Scoring prowess helped Jokerit claim second place in the West, four points behind SKA with a game in hand at the time when the season was halted. That should have set up a playoff meeting with Spartak, but those games never took place. Jokerit declined its place in the playoffs and left the KHL for reasons unconnected with hockey.
42 (9+33) points from 41 games
“Mr. Helsinki” is arguably the biggest star of Jokerit’s time in the KHL. A mobile forward who reads the game well, this effective playmaker topped 30 points in each of his seasons in the league. His 268 points place him seventh among Jokerit’s all-time scorers, and his 185 assists put him in the club’s top five. The most recent campaign maintained that production: O’Neill led the team in scoring and was among the assist leaders in the regular season.
34 (19+15) points in 37 games
If O’Neill was the architect of Jokerit’s offense, then Jensen was the finisher. The Dane was the leading goalscorer for his team and came close to matching his personal best in the KHL (21). Jensen had eight power play goals in 2021/22 and four times scored the game winner. Nicklas also potted a hat-trick and three doubles.
21 (10+11) points in 43 games
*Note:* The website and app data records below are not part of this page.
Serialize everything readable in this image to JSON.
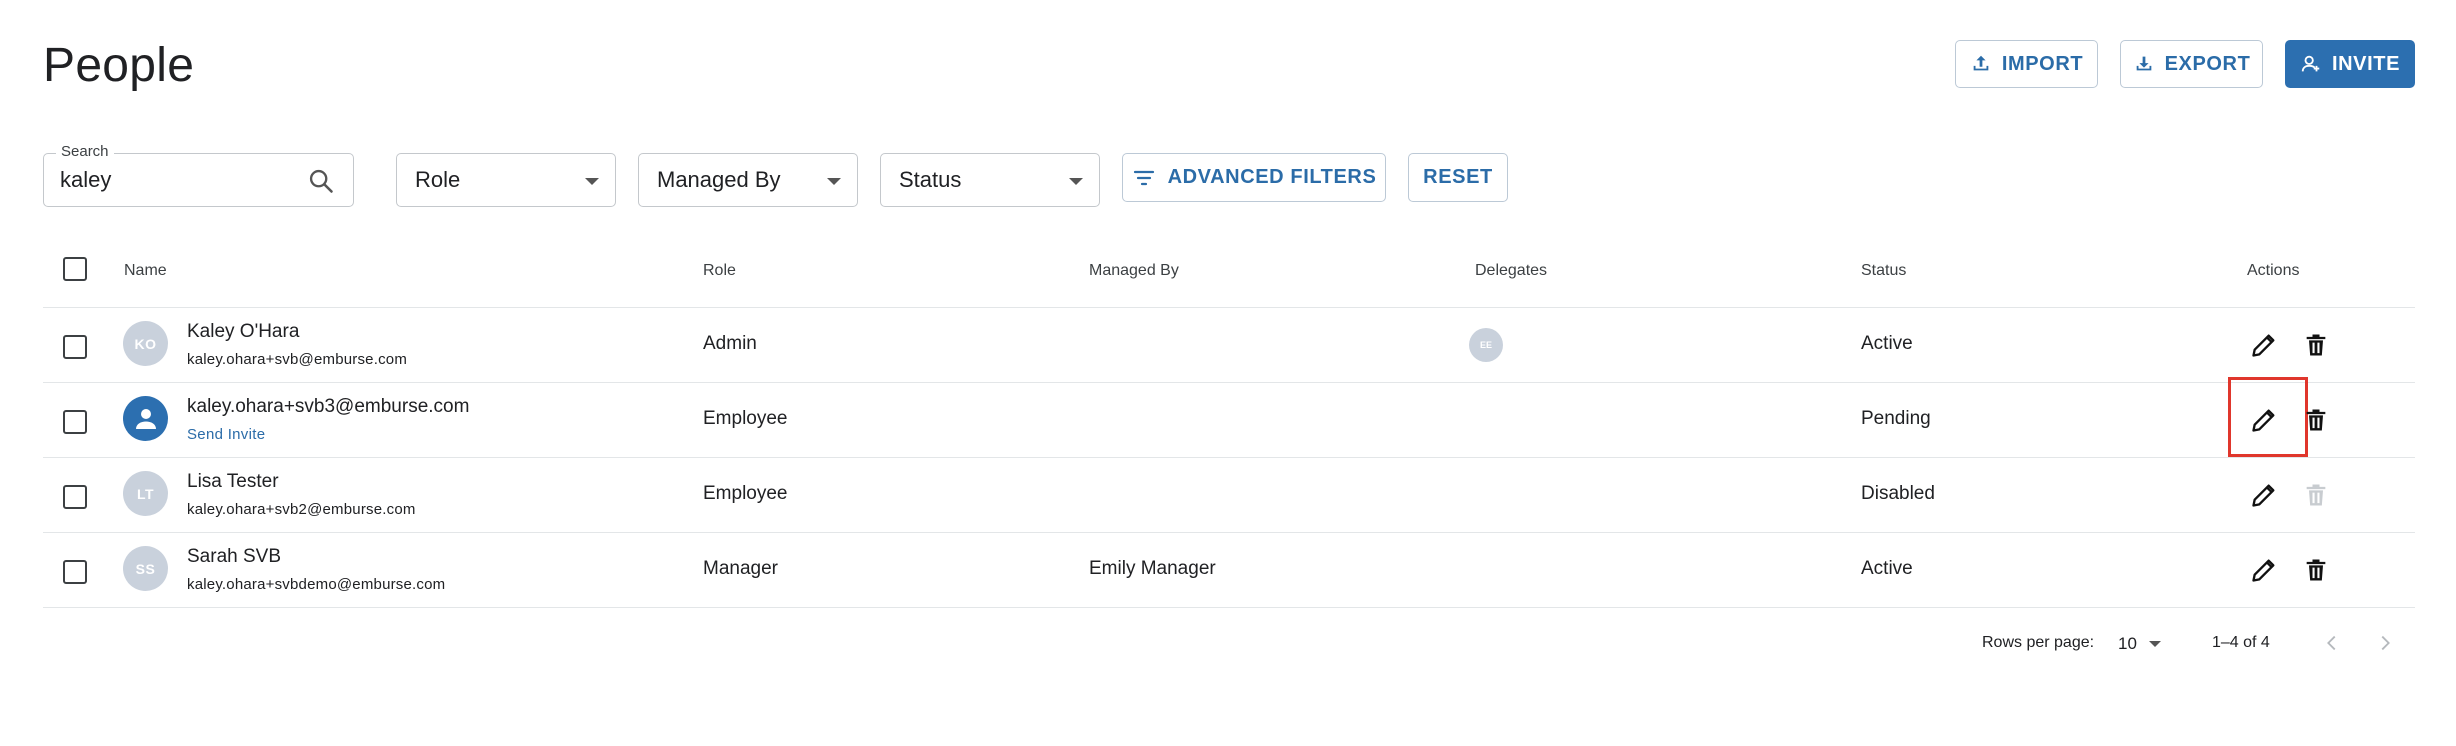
{
  "page": {
    "title": "People"
  },
  "toolbar": {
    "import_label": "IMPORT",
    "export_label": "EXPORT",
    "invite_label": "INVITE"
  },
  "search": {
    "label": "Search",
    "value": "kaley"
  },
  "filters": {
    "role_label": "Role",
    "managed_by_label": "Managed By",
    "status_label": "Status",
    "advanced_label": "ADVANCED FILTERS",
    "reset_label": "RESET"
  },
  "table": {
    "columns": {
      "name": "Name",
      "role": "Role",
      "managed_by": "Managed By",
      "delegates": "Delegates",
      "status": "Status",
      "actions": "Actions"
    },
    "rows": [
      {
        "initials": "KO",
        "name": "Kaley O'Hara",
        "email": "kaley.ohara+svb@emburse.com",
        "role": "Admin",
        "managed_by": "",
        "delegate": "EE",
        "status": "Active"
      },
      {
        "initials": "",
        "name": "kaley.ohara+svb3@emburse.com",
        "email": "",
        "send_invite": "Send Invite",
        "role": "Employee",
        "managed_by": "",
        "delegate": "",
        "status": "Pending"
      },
      {
        "initials": "LT",
        "name": "Lisa Tester",
        "email": "kaley.ohara+svb2@emburse.com",
        "role": "Employee",
        "managed_by": "",
        "delegate": "",
        "status": "Disabled"
      },
      {
        "initials": "SS",
        "name": "Sarah SVB",
        "email": "kaley.ohara+svbdemo@emburse.com",
        "role": "Manager",
        "managed_by": "Emily Manager",
        "delegate": "",
        "status": "Active"
      }
    ]
  },
  "pagination": {
    "rows_label": "Rows per page:",
    "rows_value": "10",
    "range": "1–4 of 4"
  },
  "colors": {
    "accent": "#2c6fb0",
    "highlight": "#e0362c",
    "avatar": "#c9d1dc"
  }
}
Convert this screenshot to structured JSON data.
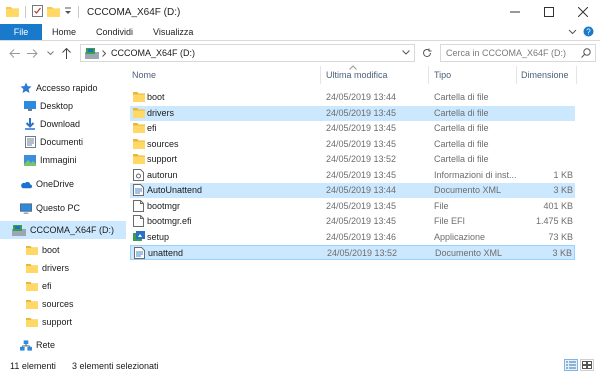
{
  "window": {
    "title": "CCCOMA_X64F (D:)"
  },
  "ribbon": {
    "tabs": [
      "File",
      "Home",
      "Condividi",
      "Visualizza"
    ]
  },
  "address": {
    "path": "CCCOMA_X64F (D:)",
    "search_placeholder": "Cerca in CCCOMA_X64F (D:)"
  },
  "sidebar": {
    "quick_access": "Accesso rapido",
    "pinned": [
      "Desktop",
      "Download",
      "Documenti",
      "Immagini"
    ],
    "onedrive": "OneDrive",
    "this_pc": "Questo PC",
    "drive": "CCCOMA_X64F (D:)",
    "drive_children": [
      "boot",
      "drivers",
      "efi",
      "sources",
      "support"
    ],
    "network": "Rete"
  },
  "columns": {
    "name": "Nome",
    "modified": "Ultima modifica",
    "type": "Tipo",
    "size": "Dimensione"
  },
  "files": [
    {
      "name": "boot",
      "modified": "24/05/2019 13:44",
      "type": "Cartella di file",
      "size": "",
      "icon": "folder-icon",
      "selected": false
    },
    {
      "name": "drivers",
      "modified": "24/05/2019 13:45",
      "type": "Cartella di file",
      "size": "",
      "icon": "folder-icon",
      "selected": true
    },
    {
      "name": "efi",
      "modified": "24/05/2019 13:45",
      "type": "Cartella di file",
      "size": "",
      "icon": "folder-icon",
      "selected": false
    },
    {
      "name": "sources",
      "modified": "24/05/2019 13:45",
      "type": "Cartella di file",
      "size": "",
      "icon": "folder-icon",
      "selected": false
    },
    {
      "name": "support",
      "modified": "24/05/2019 13:52",
      "type": "Cartella di file",
      "size": "",
      "icon": "folder-icon",
      "selected": false
    },
    {
      "name": "autorun",
      "modified": "24/05/2019 13:45",
      "type": "Informazioni di inst...",
      "size": "1 KB",
      "icon": "settings-file-icon",
      "selected": false
    },
    {
      "name": "AutoUnattend",
      "modified": "24/05/2019 13:44",
      "type": "Documento XML",
      "size": "3 KB",
      "icon": "xml-file-icon",
      "selected": true
    },
    {
      "name": "bootmgr",
      "modified": "24/05/2019 13:45",
      "type": "File",
      "size": "401 KB",
      "icon": "file-icon",
      "selected": false
    },
    {
      "name": "bootmgr.efi",
      "modified": "24/05/2019 13:45",
      "type": "File EFI",
      "size": "1.475 KB",
      "icon": "file-icon",
      "selected": false
    },
    {
      "name": "setup",
      "modified": "24/05/2019 13:46",
      "type": "Applicazione",
      "size": "73 KB",
      "icon": "setup-app-icon",
      "selected": false
    },
    {
      "name": "unattend",
      "modified": "24/05/2019 13:52",
      "type": "Documento XML",
      "size": "3 KB",
      "icon": "xml-file-icon",
      "selected": true
    }
  ],
  "status": {
    "count": "11 elementi",
    "selection": "3 elementi selezionati"
  },
  "colors": {
    "accent": "#1979ca",
    "selection": "#cce8ff",
    "folder": "#f5c94a"
  }
}
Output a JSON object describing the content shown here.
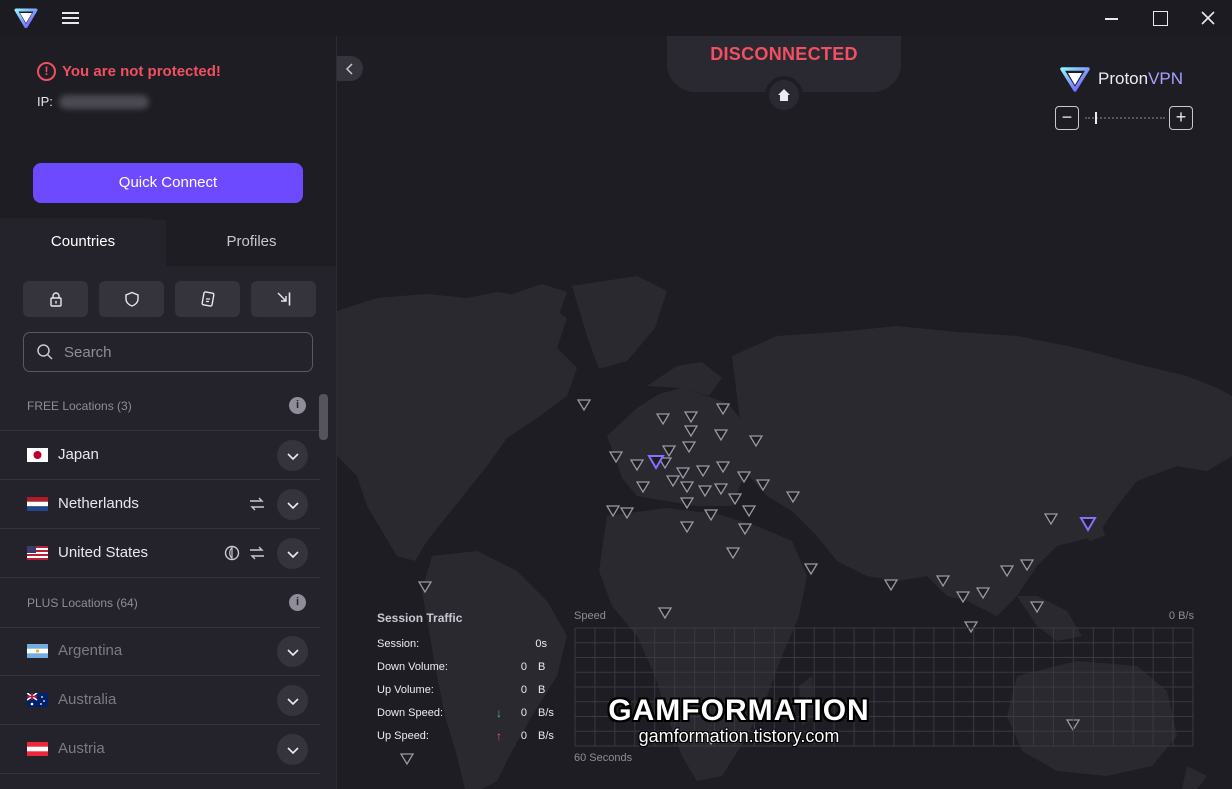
{
  "window": {
    "menu_icon": "hamburger-icon",
    "controls": [
      "minimize-icon",
      "maximize-icon",
      "close-icon"
    ]
  },
  "sidebar": {
    "warning": "You are not protected!",
    "ip_label": "IP:",
    "quick_connect": "Quick Connect",
    "tabs": [
      {
        "label": "Countries",
        "active": true
      },
      {
        "label": "Profiles",
        "active": false
      }
    ],
    "filters": [
      "secure-core-lock-icon",
      "shield-icon",
      "p2p-card-icon",
      "tor-exit-icon"
    ],
    "search_placeholder": "Search",
    "sections": [
      {
        "label": "FREE Locations (3)"
      },
      {
        "label": "PLUS Locations (64)"
      }
    ],
    "free_countries": [
      {
        "name": "Japan",
        "features": []
      },
      {
        "name": "Netherlands",
        "features": [
          "p2p-icon"
        ]
      },
      {
        "name": "United States",
        "features": [
          "tor-icon",
          "p2p-icon"
        ]
      }
    ],
    "plus_countries": [
      {
        "name": "Argentina"
      },
      {
        "name": "Australia"
      },
      {
        "name": "Austria"
      }
    ]
  },
  "map": {
    "status": "DISCONNECTED",
    "brand": {
      "proton": "Proton",
      "vpn": "VPN"
    },
    "zoom": {
      "out": "−",
      "in": "+"
    },
    "session_traffic": {
      "title": "Session Traffic",
      "rows": [
        {
          "label": "Session:",
          "value": "0s",
          "unit": ""
        },
        {
          "label": "Down Volume:",
          "value": "0",
          "unit": "B"
        },
        {
          "label": "Up Volume:",
          "value": "0",
          "unit": "B"
        },
        {
          "label": "Down Speed:",
          "value": "0",
          "unit": "B/s",
          "arrow": "↓"
        },
        {
          "label": "Up Speed:",
          "value": "0",
          "unit": "B/s",
          "arrow": "↑"
        }
      ]
    },
    "speed_graph": {
      "label": "Speed",
      "value": "0 B/s",
      "footer": "60 Seconds"
    }
  },
  "colors": {
    "accent": "#6d4aff",
    "danger": "#f05061",
    "sidebar": "#24232b",
    "map_bg": "#1e1d24",
    "land": "#2a2930"
  },
  "watermark": {
    "title": "GAMFORMATION",
    "url": "gamformation.tistory.com"
  }
}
Bjorninen didn’t make it into the top three scorers on his team and even defenseman Philip Holm had more points (25) than this fourth-line center. However, Bjorninen was one of the KHL’s leaders on the face-off dot, winning an incredible 65.7% of his 670+ draws. By the end of the season, Bjorninen had established himself as the center for the first power play unit alongside O’Neill, tasked with securing possession and helping his more creative colleagues on the slot. That role ensured that most of his goals (6) came on the PP.
Lauri Marjamaki twice led Karpat Oulu to the Finnish championship before taking over at Jokerit for the 2018/19 season. His four years behind the bench in the KHL are difficult to assess. On the plus side, Marjamaki got his team to play attractive hockey; on the minus, his players never made it even as far as the Conference semi-finals. That wasn’t always due to events on the ice: in 2019/20, for example, the Finns confidently overcame Lokomotiv in the first round only for the pandemic to halt the season.
Oddly enough, after leaving Jokerit Marjamaki returned to Karpat — and again failed to get past the first round of the playoffs. This time he lost out in seven games against an Ilves team that included former Jokerit captain Marko Anttila.
It would be hard to top the home game against Dynamo Moscow in early January. The 5-1 verdict fully reflected Jokerit’s dominance on a day when the home team was able to demonstrate the best of its play while stifling the opposition. The Finns scored three goals at equal strength, one on the power play and one shorthanded. Jordan Schroeder led the scoring with 3 (1+2) points.
Jokerit didn’t use many youngsters. At the start of the season, 22-year-old Aleksi Halme played three games without recording a point before moving to Denmark. In December, Estonia’s Kristjan Kombe also played three games and the then 21-year-old scored his first KHL goal with his first shot. However, he too was unable to find a permanent role on the first team.